This Government’s fourth budget entitled “Pursuing our transformative journey” was delivered with a deep sense of enthusiasm and optimism. As expected, this year’s budget is a continuation of the vision to transform Mauritius into a high income economy. Key priorities remain social welfare and modernisation of infrastructure. Other landmark measures this year include the tax reforms in the Global business sector and strong signs of a gradual opening up to foreigners. The budget further adds on the building blocks of sustainability where fiscal prudence and institutional reforms will preserve the past achievements and continue our competitive positioning as a financial and regional hub. From an economic outlook perspective, the 2018-19 budget is expected to pursue a controlled path in terms of macroeconomic fundamentals, with growth forecast of 4.1%, a budget deficit of 3.2% and public sector debt of 63.4%.

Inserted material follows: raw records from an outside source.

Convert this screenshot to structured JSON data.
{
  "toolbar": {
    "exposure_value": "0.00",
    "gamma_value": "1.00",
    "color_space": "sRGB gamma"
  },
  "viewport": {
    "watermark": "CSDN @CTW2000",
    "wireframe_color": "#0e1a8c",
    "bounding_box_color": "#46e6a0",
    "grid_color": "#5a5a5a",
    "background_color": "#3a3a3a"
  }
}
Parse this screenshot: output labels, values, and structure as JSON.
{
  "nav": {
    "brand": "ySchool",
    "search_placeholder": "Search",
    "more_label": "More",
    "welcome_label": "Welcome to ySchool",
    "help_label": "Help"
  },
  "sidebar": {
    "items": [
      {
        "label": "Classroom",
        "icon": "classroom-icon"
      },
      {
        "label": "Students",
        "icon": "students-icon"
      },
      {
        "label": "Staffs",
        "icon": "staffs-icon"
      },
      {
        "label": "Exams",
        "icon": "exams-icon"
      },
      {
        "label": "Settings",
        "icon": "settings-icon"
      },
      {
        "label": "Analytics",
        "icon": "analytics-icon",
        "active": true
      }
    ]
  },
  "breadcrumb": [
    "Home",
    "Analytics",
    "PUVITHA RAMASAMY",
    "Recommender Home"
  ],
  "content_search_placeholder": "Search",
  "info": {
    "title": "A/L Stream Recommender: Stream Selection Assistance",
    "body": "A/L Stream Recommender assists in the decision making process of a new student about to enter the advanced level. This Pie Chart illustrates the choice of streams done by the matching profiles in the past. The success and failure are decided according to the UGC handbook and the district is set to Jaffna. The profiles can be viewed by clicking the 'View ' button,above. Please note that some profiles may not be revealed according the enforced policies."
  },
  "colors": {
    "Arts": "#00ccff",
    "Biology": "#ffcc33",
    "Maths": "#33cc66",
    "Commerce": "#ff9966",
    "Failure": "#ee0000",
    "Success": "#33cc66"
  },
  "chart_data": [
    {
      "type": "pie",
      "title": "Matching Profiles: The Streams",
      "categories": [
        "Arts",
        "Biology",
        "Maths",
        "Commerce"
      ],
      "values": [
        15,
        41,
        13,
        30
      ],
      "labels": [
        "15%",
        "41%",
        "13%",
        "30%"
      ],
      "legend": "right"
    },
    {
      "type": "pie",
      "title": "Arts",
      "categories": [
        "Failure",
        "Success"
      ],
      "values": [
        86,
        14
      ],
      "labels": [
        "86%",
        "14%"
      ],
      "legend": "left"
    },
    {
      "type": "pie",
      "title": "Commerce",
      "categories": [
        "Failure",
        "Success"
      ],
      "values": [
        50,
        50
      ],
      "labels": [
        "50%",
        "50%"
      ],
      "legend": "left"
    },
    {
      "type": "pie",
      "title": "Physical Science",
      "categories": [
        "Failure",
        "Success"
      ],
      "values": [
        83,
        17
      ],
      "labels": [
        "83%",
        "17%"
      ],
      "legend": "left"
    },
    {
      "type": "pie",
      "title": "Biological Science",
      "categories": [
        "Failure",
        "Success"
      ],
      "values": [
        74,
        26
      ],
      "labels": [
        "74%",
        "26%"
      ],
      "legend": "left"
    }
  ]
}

Social inclusiveness: Socio economic welfare remains high on the Government’s agenda. Youth employability is enhanced through apprenticeship programmes and a new SME employment scheme. On the productivity side, a fresh “work@home” scheme with tax incentives for employers is being introduced. Education expenditure continues to feature prominently. The unacceptably high level of fatalities on our roads is being tackled in the form of significantly higher fines, revocation of driving licences and the introduction of probationary driving licences for new drivers.
Alleviation of the tax burden: The application of a one tax rate which was hailed as being simple and easy to apply, is no longer seen as being equitable. A fresh tax band of 10% is being introduced largely for the benefit of the middle income group, earning up to MUR650,000 p.a. The first MUR305,000 of income is exempt.
Financial Sector reforms: We have finally bowed down to international pressure on our global sector: GBC2s will disappear and fiscal regime for both domestic and global business companies will be harmonised.
Opening up to foreigners: Mauritius officially opens up to the world by enticing foreign HNWIs to obtain citizenship and Mauritian passports against payment of USD 1m and USD500k respectively. This is likely to generate fresh revenue for the public coffers, whilst ensuring Mauritius remains a destination of choice. Other schemes announced to this effect are a Foreign Manpower Scheme and a new package of facilities to attract foreign retirees.
Public infrastructure: The modernisation of our public infrastructure and regeneration which started in 2015 is well on track, with committed investments in the metro project, expansion of the road networks and development of smart cities.
Managing a transformation requires a slow but sure approach, or does it depend on what lies ahead?
The public accounts indicate a dependency on grants to achieve a 3.2% deficit as the country transforms itself from a services economy to an integrated business platform. In years ahead, harsh realities will emerge, such as spare asset capacity emerging from the contraction of the sugar sector, excess liquidity, an ageing population and a falling birth rate. The vision of a high income country by 2023, with a GDP per capita of USD13,600, implies that our economy will have to grow by an average of over 6% per year. Given the forecast growth of 4.1% for next fiscal year, there will have to be new avenues of incremental economic growth to help achieve this vision in the longer term. In such a future state of affairs, one would eventually question if the pursuit of a prudent transformation will be enough? …. Or should we as a country, be bolder with less reliance on government?
Click here to download a copy of our Budget Highlights 2018/19.